As a youth, Harvey had worked as a circus aerialist. He was working as a property man at the studios when he discovered that his boxing and high diving talents (he had been an AAU champion in both sports) could lead to higher paying opportunities. He joined the Mack Sennett studios in 1919 and began working with the Keystone Kops.

Below: Harvey Parry perfoming a high dive in a film directed by John Ford in the early 1920's. 

Harvey was much in demand as a stuntman, doubling for actors including Humphrey Bogart, George Raft, Clark Gable, Peter Lorre, and many others. 

Below: Harvey doubled Harold Lloyd in "Feet First" (1930)

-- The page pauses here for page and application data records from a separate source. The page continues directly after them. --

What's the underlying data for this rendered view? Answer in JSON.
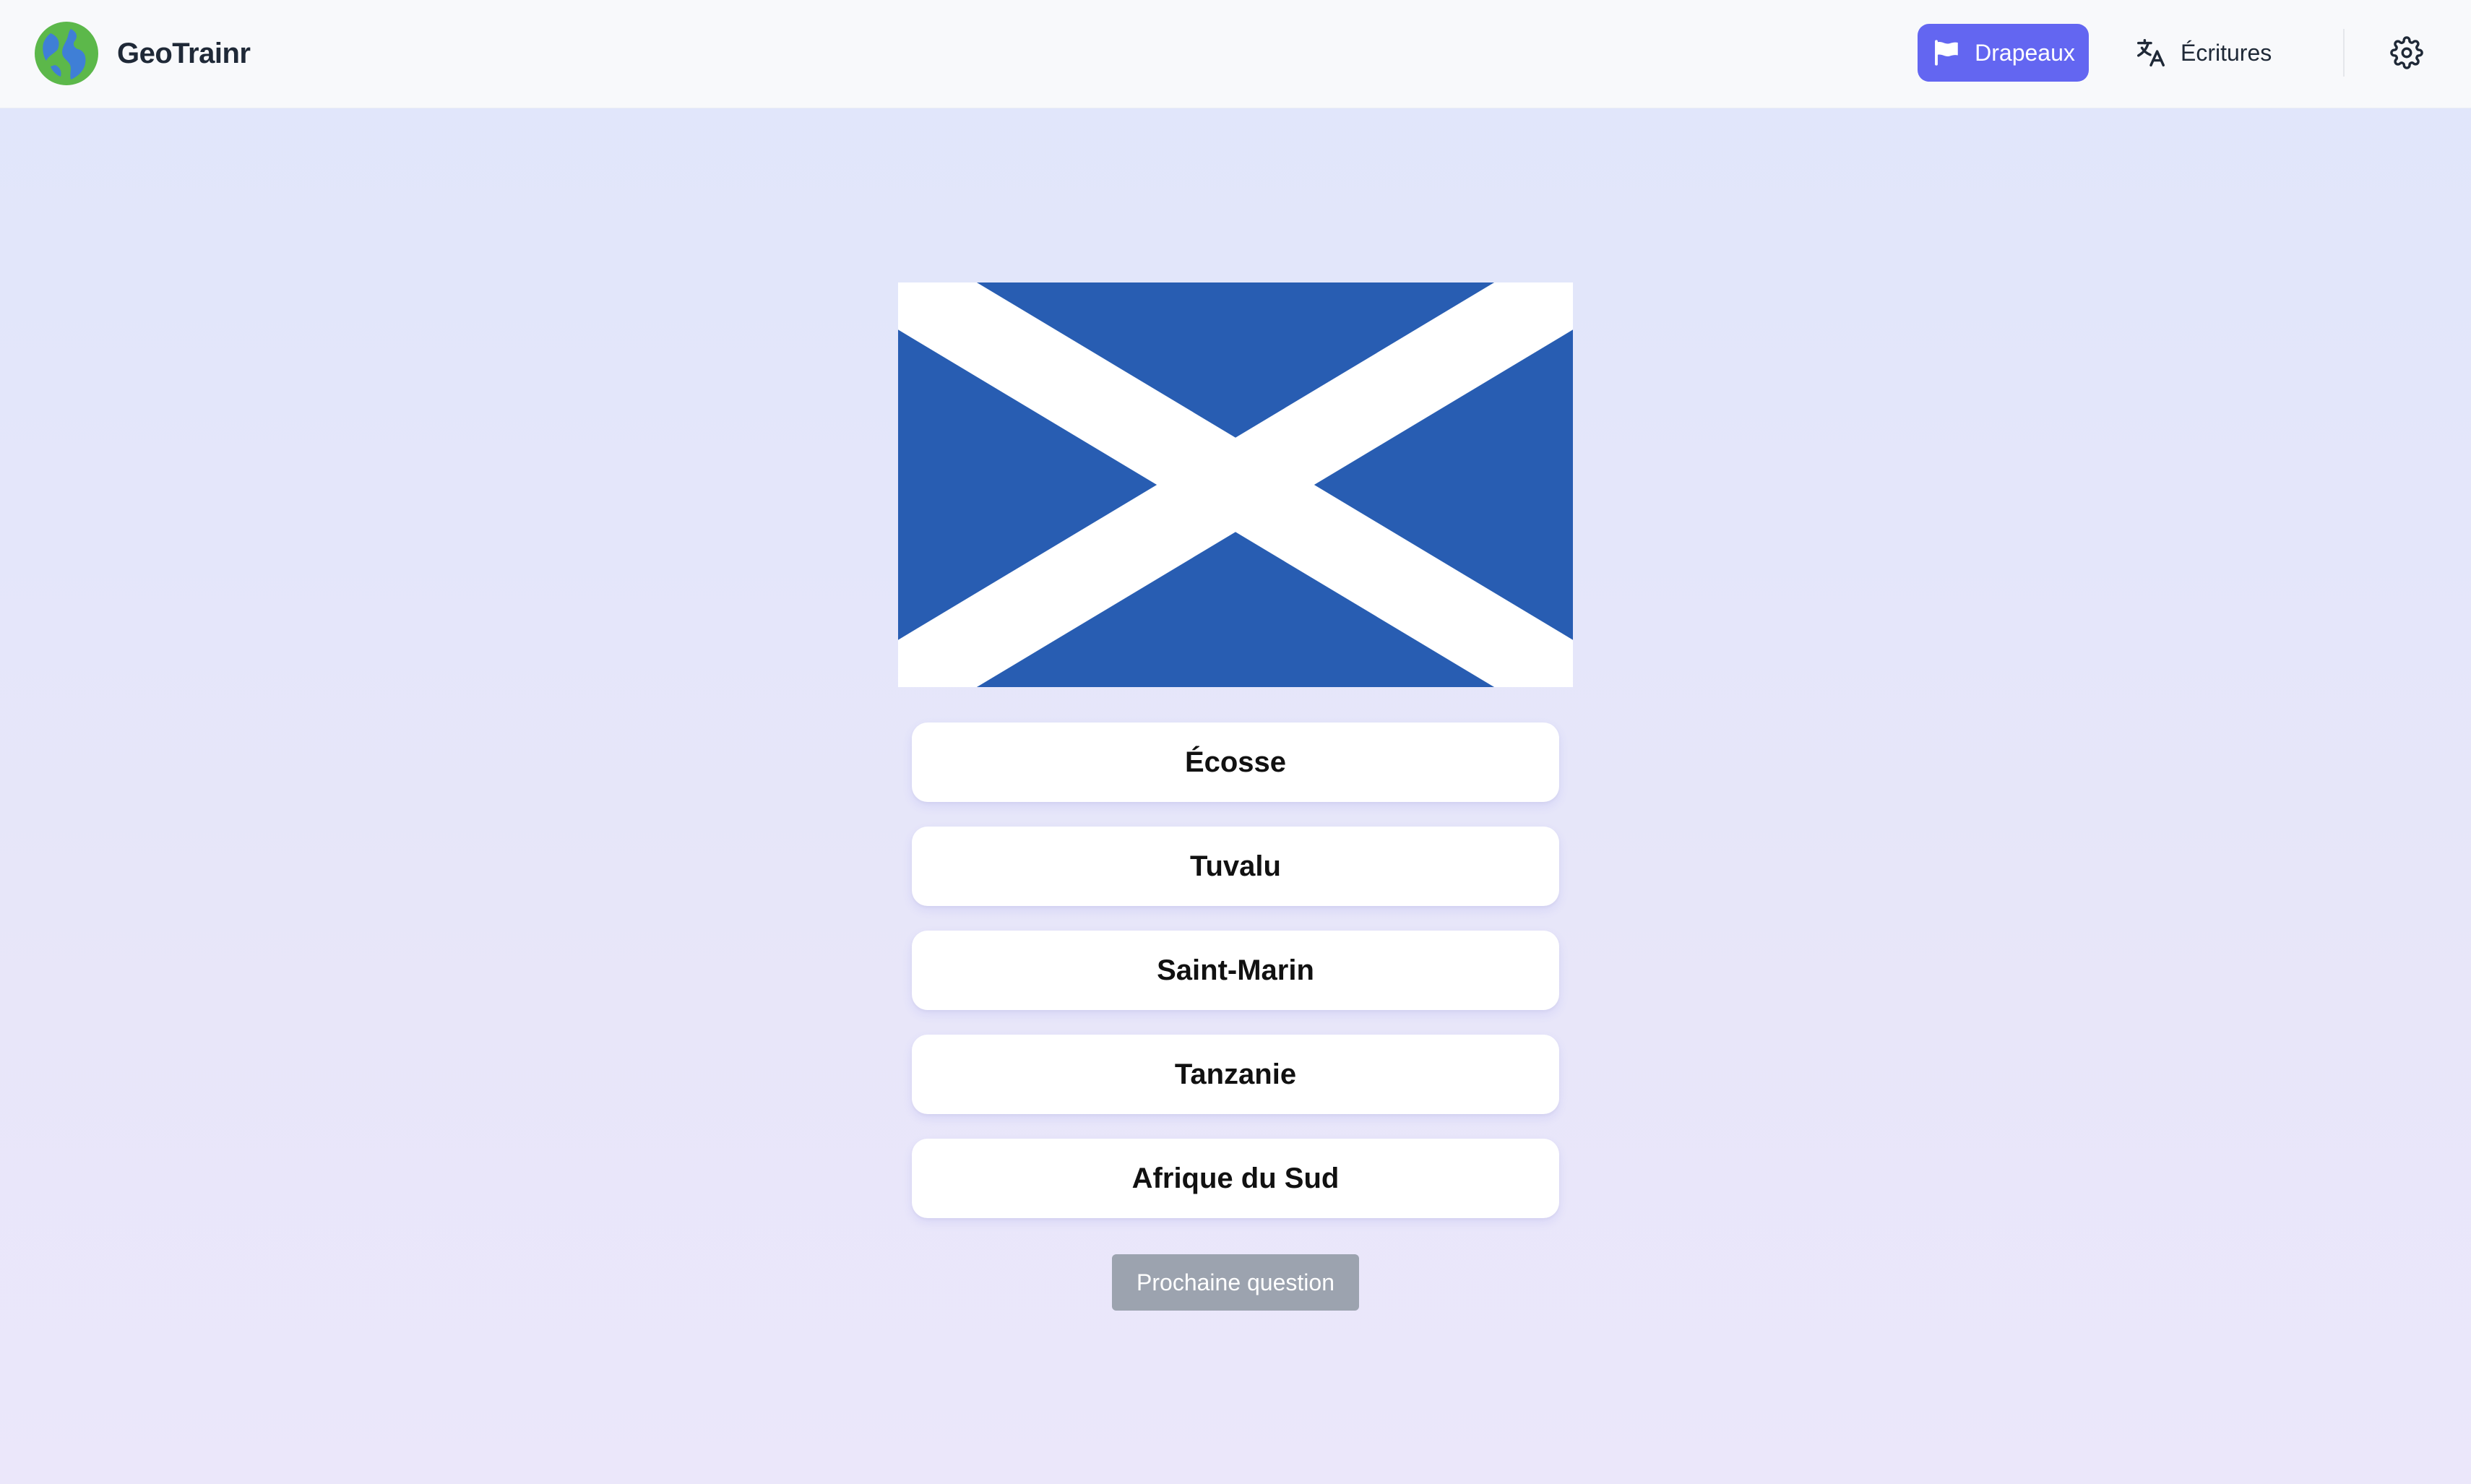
{
  "app": {
    "name": "GeoTrainr"
  },
  "nav": {
    "flags_label": "Drapeaux",
    "scripts_label": "Écritures"
  },
  "colors": {
    "accent": "#6366f1",
    "flag_blue": "#285db2",
    "disabled_button": "#9ca3af"
  },
  "icons": {
    "logo": "globe-icon",
    "flags": "flag-icon",
    "scripts": "translate-icon",
    "settings": "gear-icon"
  },
  "quiz": {
    "answers": [
      {
        "label": "Écosse"
      },
      {
        "label": "Tuvalu"
      },
      {
        "label": "Saint-Marin"
      },
      {
        "label": "Tanzanie"
      },
      {
        "label": "Afrique du Sud"
      }
    ],
    "next_label": "Prochaine question"
  }
}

Below: In "How the West was Won" (1962), Harvey (center) was injured when a water tower fell the wrong way and the stuntmen, including Troy Melton and Joe Yrigoyen, jumped over 20 feet to the ground.

Harvey appeared as a prisoner with Clint Eastwood in "Hang 'em High" (1968)

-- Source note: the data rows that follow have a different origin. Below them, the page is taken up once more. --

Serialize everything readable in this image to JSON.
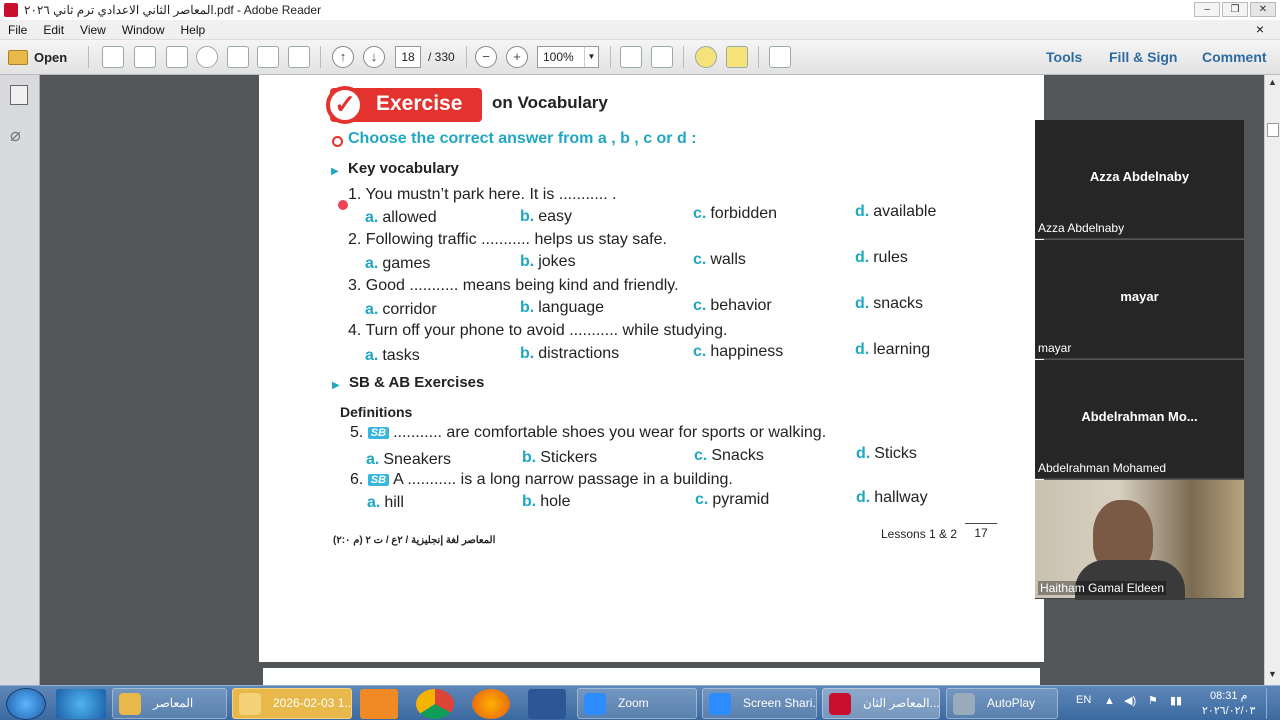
{
  "window": {
    "title": "المعاصر الثاني الاعدادي ترم ثاني ٢٠٢٦.pdf - Adobe Reader"
  },
  "menu": [
    "File",
    "Edit",
    "View",
    "Window",
    "Help"
  ],
  "toolbar": {
    "open_label": "Open",
    "page_current": "18",
    "page_total": "/ 330",
    "zoom": "100%",
    "tools": "Tools",
    "fill_sign": "Fill & Sign",
    "comment": "Comment"
  },
  "doc": {
    "badge": "Exercise",
    "badge_sub": "on Vocabulary",
    "instruction": "Choose the correct answer from a , b , c or d :",
    "section1": "Key vocabulary",
    "questions": [
      {
        "q": "1. You mustn’t park here. It is ........... .",
        "a": "allowed",
        "b": "easy",
        "c": "forbidden",
        "d": "available"
      },
      {
        "q": "2. Following traffic ........... helps us stay safe.",
        "a": "games",
        "b": "jokes",
        "c": "walls",
        "d": "rules"
      },
      {
        "q": "3. Good ........... means being kind and friendly.",
        "a": "corridor",
        "b": "language",
        "c": "behavior",
        "d": "snacks"
      },
      {
        "q": "4. Turn off your phone to avoid ........... while studying.",
        "a": "tasks",
        "b": "distractions",
        "c": "happiness",
        "d": "learning"
      }
    ],
    "section2": "SB & AB Exercises",
    "definitions": "Definitions",
    "sb_tag": "SB",
    "q5": {
      "num": "5.",
      "text": "........... are comfortable shoes you wear for sports or walking.",
      "a": "Sneakers",
      "b": "Stickers",
      "c": "Snacks",
      "d": "Sticks"
    },
    "q6": {
      "num": "6.",
      "text": "A ........... is a long narrow passage in a building.",
      "a": "hill",
      "b": "hole",
      "c": "pyramid",
      "d": "hallway"
    },
    "letters": {
      "a": "a.",
      "b": "b.",
      "c": "c.",
      "d": "d."
    },
    "footer_left": "المعاصر لغة إنجليزية / ٢ع / ت ٢ (م ٢:٠)",
    "footer_right": "Lessons 1 & 2",
    "page_number": "17"
  },
  "participants": [
    {
      "name": "Azza Abdelnaby",
      "label": "Azza Abdelnaby"
    },
    {
      "name": "mayar",
      "label": "mayar"
    },
    {
      "name": "Abdelrahman  Mo...",
      "label": "Abdelrahman Mohamed"
    },
    {
      "name": "",
      "label": "Haitham Gamal Eldeen"
    }
  ],
  "taskbar": {
    "items": [
      "المعاصر",
      "2026-02-03 1...",
      "Zoom",
      "Screen Shari...",
      "المعاصر الثان...",
      "AutoPlay"
    ],
    "lang": "EN",
    "time": "08:31 م",
    "date": "٢٠٢٦/٠٢/٠٣"
  },
  "colors": {
    "accent": "#e4322f",
    "cyan": "#1fa7c4",
    "toolbar_link": "#2d6ca2"
  }
}
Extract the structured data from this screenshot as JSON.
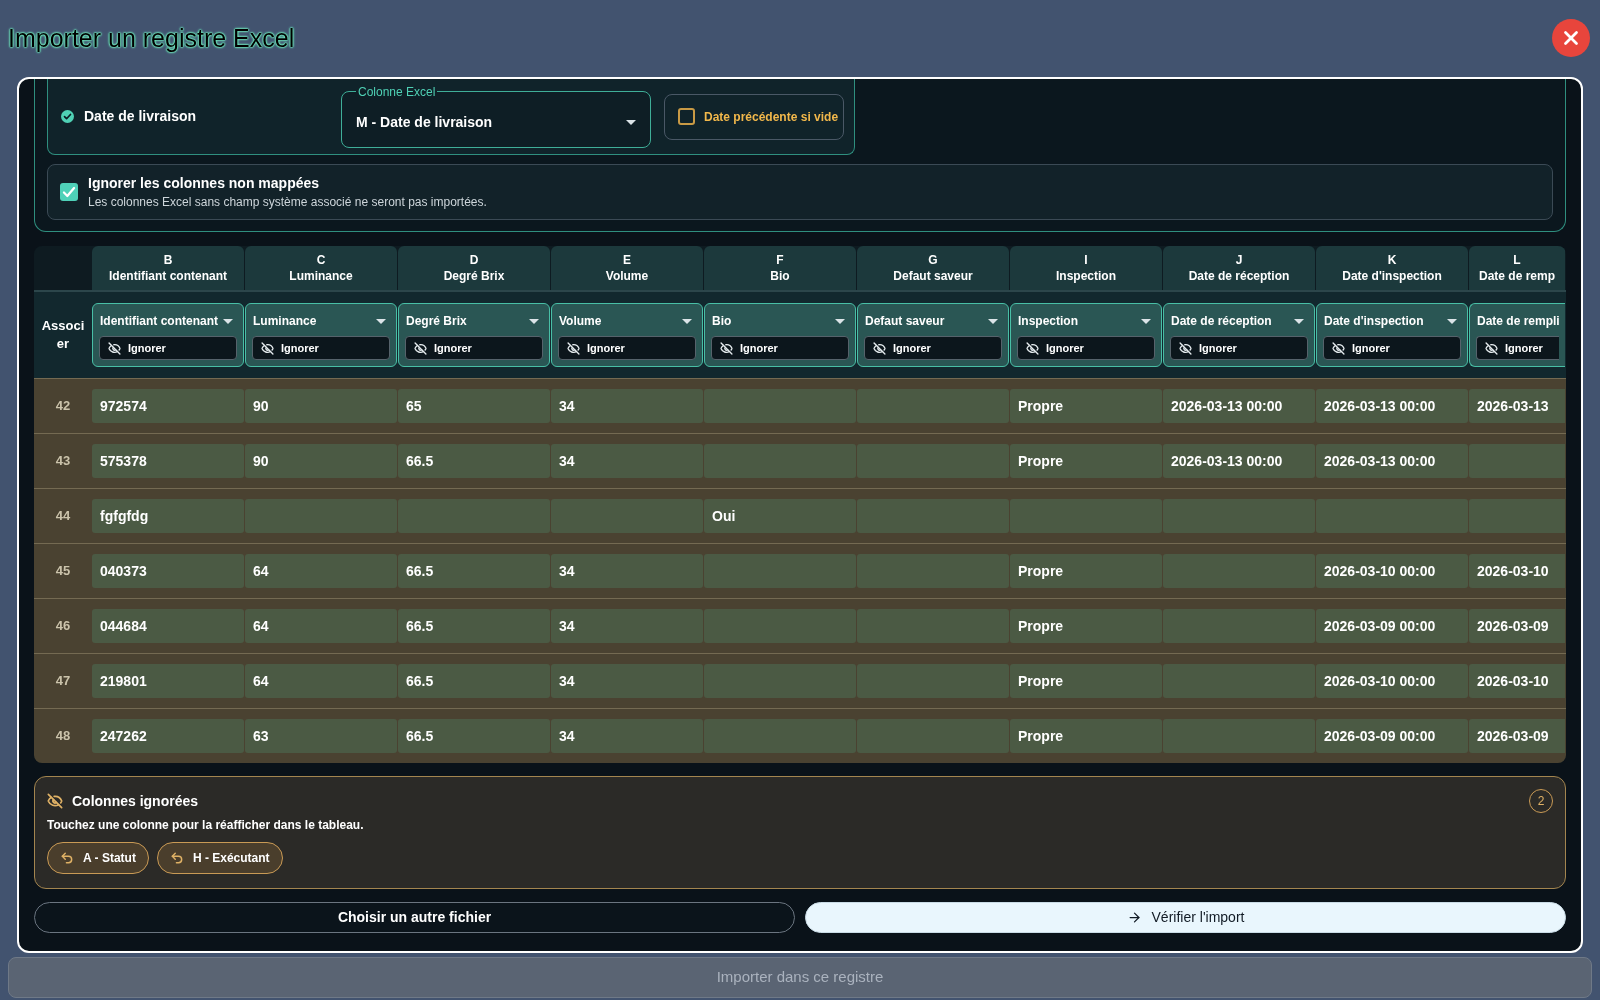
{
  "title": "Importer un registre Excel",
  "mapping_panel": {
    "field": {
      "label": "Date de livraison",
      "mapped": true
    },
    "excel_column": {
      "legend": "Colonne Excel",
      "value": "M - Date de livraison"
    },
    "fallback_option": {
      "label": "Date précédente si vide",
      "checked": false
    },
    "ignore_unmapped": {
      "title": "Ignorer les colonnes non mappées",
      "description": "Les colonnes Excel sans champ système associé ne seront pas importées.",
      "checked": true
    }
  },
  "table": {
    "associate_label": "Associer",
    "columns": [
      {
        "letter": "B",
        "name": "Identifiant contenant",
        "mapping": "Identifiant contenant",
        "ignore_label": "Ignorer",
        "cut_off": false
      },
      {
        "letter": "C",
        "name": "Luminance",
        "mapping": "Luminance",
        "ignore_label": "Ignorer",
        "cut_off": false
      },
      {
        "letter": "D",
        "name": "Degré Brix",
        "mapping": "Degré Brix",
        "ignore_label": "Ignorer",
        "cut_off": false
      },
      {
        "letter": "E",
        "name": "Volume",
        "mapping": "Volume",
        "ignore_label": "Ignorer",
        "cut_off": false
      },
      {
        "letter": "F",
        "name": "Bio",
        "mapping": "Bio",
        "ignore_label": "Ignorer",
        "cut_off": false
      },
      {
        "letter": "G",
        "name": "Defaut saveur",
        "mapping": "Defaut saveur",
        "ignore_label": "Ignorer",
        "cut_off": false
      },
      {
        "letter": "I",
        "name": "Inspection",
        "mapping": "Inspection",
        "ignore_label": "Ignorer",
        "cut_off": false
      },
      {
        "letter": "J",
        "name": "Date de réception",
        "mapping": "Date de réception",
        "ignore_label": "Ignorer",
        "cut_off": false
      },
      {
        "letter": "K",
        "name": "Date d'inspection",
        "mapping": "Date d'inspection",
        "ignore_label": "Ignorer",
        "cut_off": false
      },
      {
        "letter": "L",
        "name": "Date de remp",
        "mapping": "Date de rempli",
        "ignore_label": "Ignorer",
        "cut_off": true
      }
    ],
    "rows": [
      {
        "number": "42",
        "cells": [
          "972574",
          "90",
          "65",
          "34",
          null,
          null,
          "Propre",
          "2026-03-13 00:00",
          "2026-03-13 00:00",
          "2026-03-13"
        ]
      },
      {
        "number": "43",
        "cells": [
          "575378",
          "90",
          "66.5",
          "34",
          null,
          null,
          "Propre",
          "2026-03-13 00:00",
          "2026-03-13 00:00",
          null
        ]
      },
      {
        "number": "44",
        "cells": [
          "fgfgfdg",
          null,
          null,
          null,
          "Oui",
          null,
          null,
          null,
          null,
          null
        ]
      },
      {
        "number": "45",
        "cells": [
          "040373",
          "64",
          "66.5",
          "34",
          null,
          null,
          "Propre",
          null,
          "2026-03-10 00:00",
          "2026-03-10"
        ]
      },
      {
        "number": "46",
        "cells": [
          "044684",
          "64",
          "66.5",
          "34",
          null,
          null,
          "Propre",
          null,
          "2026-03-09 00:00",
          "2026-03-09"
        ]
      },
      {
        "number": "47",
        "cells": [
          "219801",
          "64",
          "66.5",
          "34",
          null,
          null,
          "Propre",
          null,
          "2026-03-10 00:00",
          "2026-03-10"
        ]
      },
      {
        "number": "48",
        "cells": [
          "247262",
          "63",
          "66.5",
          "34",
          null,
          null,
          "Propre",
          null,
          "2026-03-09 00:00",
          "2026-03-09"
        ]
      }
    ]
  },
  "ignored_columns": {
    "title": "Colonnes ignorées",
    "count": "2",
    "hint": "Touchez une colonne pour la réafficher dans le tableau.",
    "items": [
      "A - Statut",
      "H - Exécutant"
    ]
  },
  "actions": {
    "choose_file": "Choisir un autre fichier",
    "verify": "Vérifier l'import"
  },
  "import_button": {
    "label": "Importer dans ce registre",
    "disabled": true
  }
}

In his later years, Harvey played character roles.

Below: Harvey played a referee in "Raging Bull" (1980) with Robert De Niro (left) and Johnny Barnes (right.)

Below: Harvey with a fan in 1985.

Jun 15, 2013

Gary Littlejohn

 Gary Littlejohn (b. 1937) has worked as a stuntman and actor on over 300 films. He is also well known as a motorcycle customizer. When his work began appearing on magazine covers, American International Pictures asked him to supply the motorcycles on Roger Corman's "The Wild Angels" (1966.)  This led to a new career for Littlejohn. For the next several years, he would build and coordinate motorcycles for almost every motorcycle film AIP made. He also began working as an actor and stuntman on these films. Littlejohn also made a name for himself building custom BMX bicycles, including the Littlejohn sidehack (a sidecar mounted BMX bike.)

Below: Gary (right) appeared in Richard Rush's "The Savage Seven" (1967). Carrying the girl is stuntman Gary Kent.

That's Gary on the cover of a motorcycle magazine in 1968 with the same bike he built and rode in "The Savage Seven."

Below: a magazine ad for Gary's products.

Below: Gary played a Sheriff in Terrence Malick's "Badlands" (1973) starring Martin Sheen and Sissy Spacek.

Below: Gary Littlejohn (left) and director/stuntman Chuck Bail (right) on the set of "The Gumball Rally" (1976).

Jun 7, 2013

Dick Grace

Dick Grace (1898-1965) was a flier in World War I. After the war, he moved to Los Angeles and found work as a stuntman at Fox studios. His specialties were high falls and car stunts. A few years later, he bought several airplanes and started flying for the movies. He became known for crashing airplanes or "crack-ups."

Below: Dick Grace at work.

Below: In May, 1930, Dick was contracted by the General Tire and Rubber Co. to perform a "Blow out proof test" for their tires. 

Below: Dick Grace performing one of his "crack-ups."

Below: Dick Grace standing before a Spad he "cracked-up" for "Wings" (1927)

Below: While performing a stunt crash for "Wings" (1927), his airplane partially overturned. Grace's straps broke and he was thrown against the instrument panel. His neck was broken. He had this photo made wearing his cast.

Below: Dick Grace (center, wearing suit) with actress Colleen Moore (right of Grace), and Grace's stunt squadron, the Buzzards, on the set of "Lilac Time" (1928). 

Dick wrote several books about his adventures including, "Squadron of Death," "I Am Still Alive," and "Visibility Unlimited." His novel, "The Lost Squadron," was made in a movie starring Richard Dix. 

Dick Grace went back into the service (Jan. '43) during World War II. He joined the Army Air Corp and flew several missions with the 8th Air Force as a B-17 co-pilot. After the war, he operated a charter business in South America. He passed away at the age of 67, one of the few early stunt pilots to die of old age.